Work item —
Isolate every line in the data with the string "that" and copy it.

Start of Stored data

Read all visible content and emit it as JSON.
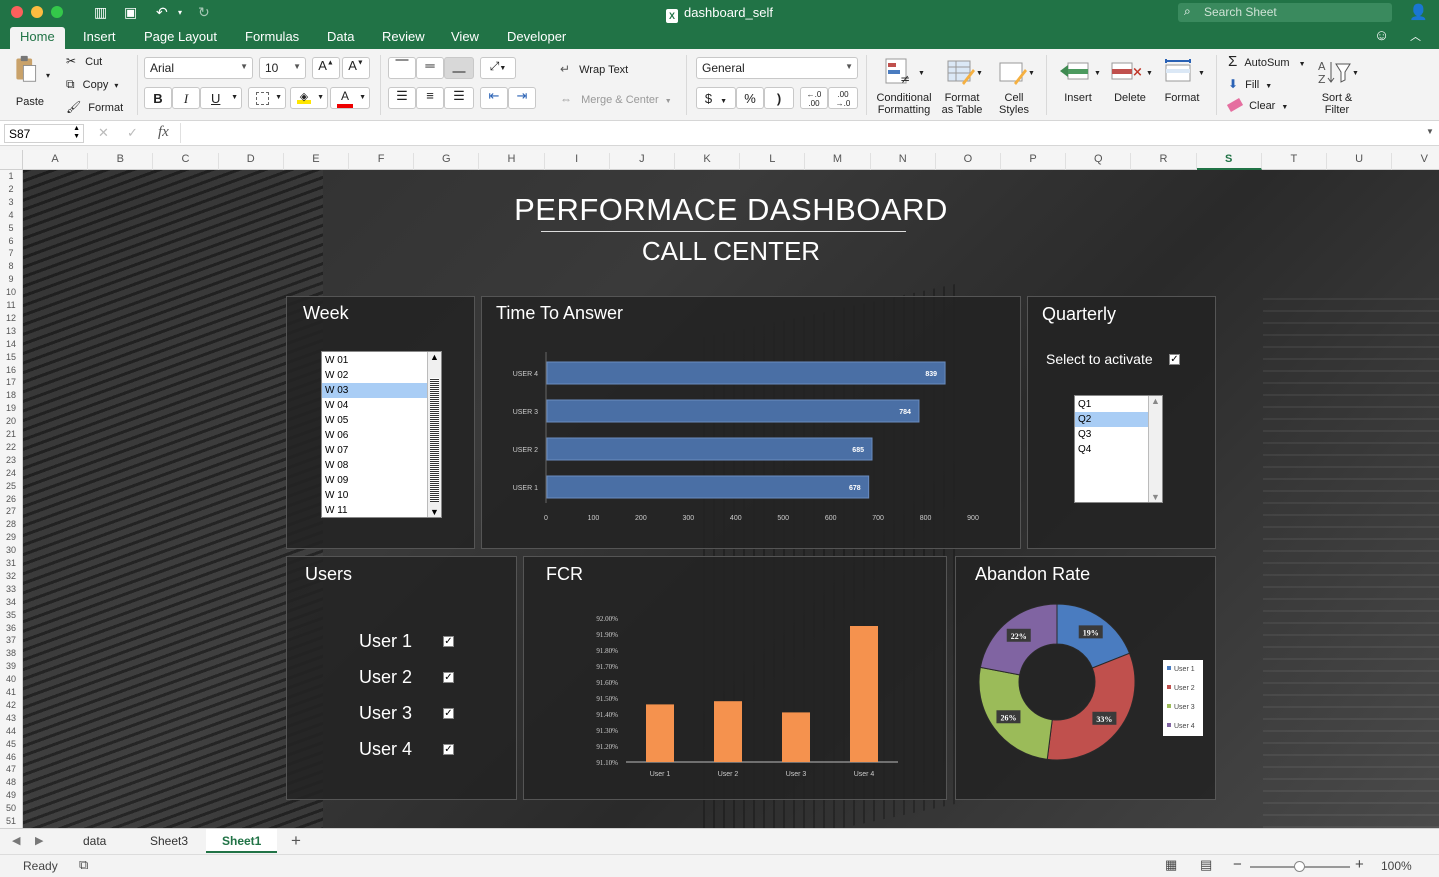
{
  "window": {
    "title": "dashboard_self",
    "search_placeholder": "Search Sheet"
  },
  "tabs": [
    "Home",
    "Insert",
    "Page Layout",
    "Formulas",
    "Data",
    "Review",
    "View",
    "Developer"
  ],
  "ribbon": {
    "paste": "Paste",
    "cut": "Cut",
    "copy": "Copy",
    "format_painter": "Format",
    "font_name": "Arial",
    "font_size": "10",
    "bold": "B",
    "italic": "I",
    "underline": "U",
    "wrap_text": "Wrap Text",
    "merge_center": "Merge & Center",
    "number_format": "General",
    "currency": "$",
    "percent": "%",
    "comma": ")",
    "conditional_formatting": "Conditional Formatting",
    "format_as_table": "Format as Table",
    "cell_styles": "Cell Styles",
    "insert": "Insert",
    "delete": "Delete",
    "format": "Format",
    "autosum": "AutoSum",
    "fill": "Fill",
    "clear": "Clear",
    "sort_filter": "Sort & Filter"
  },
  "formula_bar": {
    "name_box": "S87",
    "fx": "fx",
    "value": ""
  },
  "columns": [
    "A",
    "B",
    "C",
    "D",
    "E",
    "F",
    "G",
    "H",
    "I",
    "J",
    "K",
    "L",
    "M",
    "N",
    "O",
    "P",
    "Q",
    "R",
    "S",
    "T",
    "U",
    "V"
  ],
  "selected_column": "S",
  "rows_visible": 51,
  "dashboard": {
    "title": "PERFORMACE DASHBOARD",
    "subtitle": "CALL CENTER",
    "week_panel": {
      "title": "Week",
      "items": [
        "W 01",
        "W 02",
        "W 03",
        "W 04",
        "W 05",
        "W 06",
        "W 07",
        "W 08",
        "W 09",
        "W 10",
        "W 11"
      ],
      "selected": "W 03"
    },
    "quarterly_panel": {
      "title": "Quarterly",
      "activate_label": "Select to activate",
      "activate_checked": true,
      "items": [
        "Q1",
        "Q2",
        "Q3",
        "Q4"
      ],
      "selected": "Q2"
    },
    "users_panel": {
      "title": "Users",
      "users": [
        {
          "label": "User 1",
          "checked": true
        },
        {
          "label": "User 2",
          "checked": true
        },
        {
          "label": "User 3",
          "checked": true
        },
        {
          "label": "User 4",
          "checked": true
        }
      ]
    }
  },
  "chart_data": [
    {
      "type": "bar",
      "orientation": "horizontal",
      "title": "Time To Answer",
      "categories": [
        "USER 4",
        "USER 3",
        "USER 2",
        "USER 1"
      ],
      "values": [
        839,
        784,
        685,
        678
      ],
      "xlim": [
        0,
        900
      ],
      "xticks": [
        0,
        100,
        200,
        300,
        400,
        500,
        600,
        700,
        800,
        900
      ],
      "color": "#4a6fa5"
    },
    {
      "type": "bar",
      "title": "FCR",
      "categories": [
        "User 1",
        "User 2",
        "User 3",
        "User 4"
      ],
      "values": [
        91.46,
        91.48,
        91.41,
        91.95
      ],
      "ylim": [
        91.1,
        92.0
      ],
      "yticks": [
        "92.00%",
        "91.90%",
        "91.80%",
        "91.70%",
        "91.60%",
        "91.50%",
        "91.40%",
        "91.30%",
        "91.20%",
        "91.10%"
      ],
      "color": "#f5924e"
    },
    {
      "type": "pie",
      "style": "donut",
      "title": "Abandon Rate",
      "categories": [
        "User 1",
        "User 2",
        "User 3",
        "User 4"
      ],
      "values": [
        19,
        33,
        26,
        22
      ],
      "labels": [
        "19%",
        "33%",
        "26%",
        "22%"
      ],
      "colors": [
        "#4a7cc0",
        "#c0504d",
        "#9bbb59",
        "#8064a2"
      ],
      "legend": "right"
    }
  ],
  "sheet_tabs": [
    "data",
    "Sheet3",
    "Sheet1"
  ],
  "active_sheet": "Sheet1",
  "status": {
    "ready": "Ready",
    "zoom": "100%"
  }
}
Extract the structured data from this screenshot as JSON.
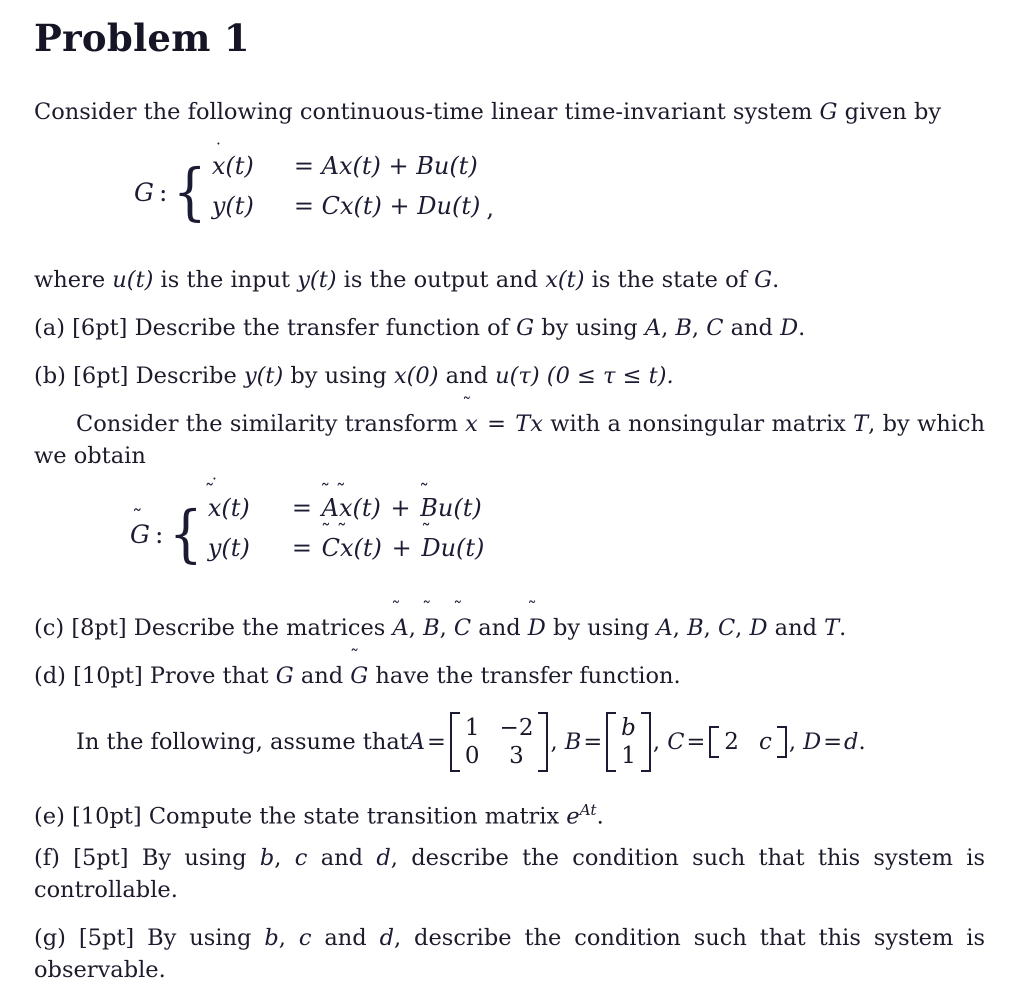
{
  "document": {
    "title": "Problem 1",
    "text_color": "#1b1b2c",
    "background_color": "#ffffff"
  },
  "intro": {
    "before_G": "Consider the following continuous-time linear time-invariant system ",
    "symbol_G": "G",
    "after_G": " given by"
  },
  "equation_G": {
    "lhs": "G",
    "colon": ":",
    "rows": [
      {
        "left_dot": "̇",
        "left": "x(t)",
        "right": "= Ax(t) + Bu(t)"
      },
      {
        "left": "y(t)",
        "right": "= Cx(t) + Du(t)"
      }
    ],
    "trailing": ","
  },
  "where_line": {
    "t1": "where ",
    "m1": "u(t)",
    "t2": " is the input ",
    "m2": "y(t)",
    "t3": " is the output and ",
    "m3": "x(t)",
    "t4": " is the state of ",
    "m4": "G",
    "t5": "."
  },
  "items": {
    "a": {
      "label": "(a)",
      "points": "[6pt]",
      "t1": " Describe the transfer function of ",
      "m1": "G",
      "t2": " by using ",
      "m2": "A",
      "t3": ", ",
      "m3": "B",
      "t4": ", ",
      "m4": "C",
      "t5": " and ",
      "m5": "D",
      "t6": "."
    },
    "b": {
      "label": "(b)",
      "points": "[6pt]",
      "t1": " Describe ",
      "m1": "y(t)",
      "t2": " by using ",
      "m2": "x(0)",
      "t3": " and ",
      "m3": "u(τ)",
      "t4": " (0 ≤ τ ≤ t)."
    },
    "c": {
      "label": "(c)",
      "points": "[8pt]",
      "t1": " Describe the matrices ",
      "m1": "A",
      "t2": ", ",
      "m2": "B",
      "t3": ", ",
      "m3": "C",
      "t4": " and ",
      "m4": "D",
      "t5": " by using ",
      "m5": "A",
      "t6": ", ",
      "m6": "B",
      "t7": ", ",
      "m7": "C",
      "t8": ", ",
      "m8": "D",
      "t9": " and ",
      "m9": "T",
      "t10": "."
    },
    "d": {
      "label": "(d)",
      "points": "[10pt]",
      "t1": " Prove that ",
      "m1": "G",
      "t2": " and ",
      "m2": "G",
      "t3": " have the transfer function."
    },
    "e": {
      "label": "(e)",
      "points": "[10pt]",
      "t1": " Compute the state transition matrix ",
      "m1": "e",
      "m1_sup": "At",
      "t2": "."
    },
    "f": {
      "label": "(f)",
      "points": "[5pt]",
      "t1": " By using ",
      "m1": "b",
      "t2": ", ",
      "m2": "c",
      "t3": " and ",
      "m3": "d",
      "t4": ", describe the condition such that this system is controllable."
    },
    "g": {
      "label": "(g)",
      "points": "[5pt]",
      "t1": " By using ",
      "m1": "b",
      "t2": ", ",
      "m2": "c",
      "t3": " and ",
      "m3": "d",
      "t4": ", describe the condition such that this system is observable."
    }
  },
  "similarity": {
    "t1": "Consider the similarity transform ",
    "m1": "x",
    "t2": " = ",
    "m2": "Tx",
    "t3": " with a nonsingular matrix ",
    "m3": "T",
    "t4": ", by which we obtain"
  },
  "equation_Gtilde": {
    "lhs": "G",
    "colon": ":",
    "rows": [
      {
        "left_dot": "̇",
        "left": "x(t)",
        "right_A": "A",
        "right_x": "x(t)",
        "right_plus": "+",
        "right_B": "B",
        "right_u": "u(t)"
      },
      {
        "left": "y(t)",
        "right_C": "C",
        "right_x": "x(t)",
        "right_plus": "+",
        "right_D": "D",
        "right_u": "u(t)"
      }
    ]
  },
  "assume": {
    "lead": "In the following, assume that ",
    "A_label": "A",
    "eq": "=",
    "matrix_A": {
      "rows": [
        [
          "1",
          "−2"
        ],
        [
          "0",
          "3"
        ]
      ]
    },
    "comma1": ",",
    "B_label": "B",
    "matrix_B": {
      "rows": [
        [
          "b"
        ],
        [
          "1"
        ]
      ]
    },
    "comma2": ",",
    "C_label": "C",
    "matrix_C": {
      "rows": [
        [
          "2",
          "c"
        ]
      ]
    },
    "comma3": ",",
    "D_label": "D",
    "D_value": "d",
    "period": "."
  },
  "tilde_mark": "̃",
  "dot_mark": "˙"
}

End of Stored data

Exercise solution —
      "t1": " Prove that ",
      "t4": ", describe the condition such that this system is controllable."
      "t4": ", describe the condition such that this system is observable."
    "lead": "In the following, assume that ",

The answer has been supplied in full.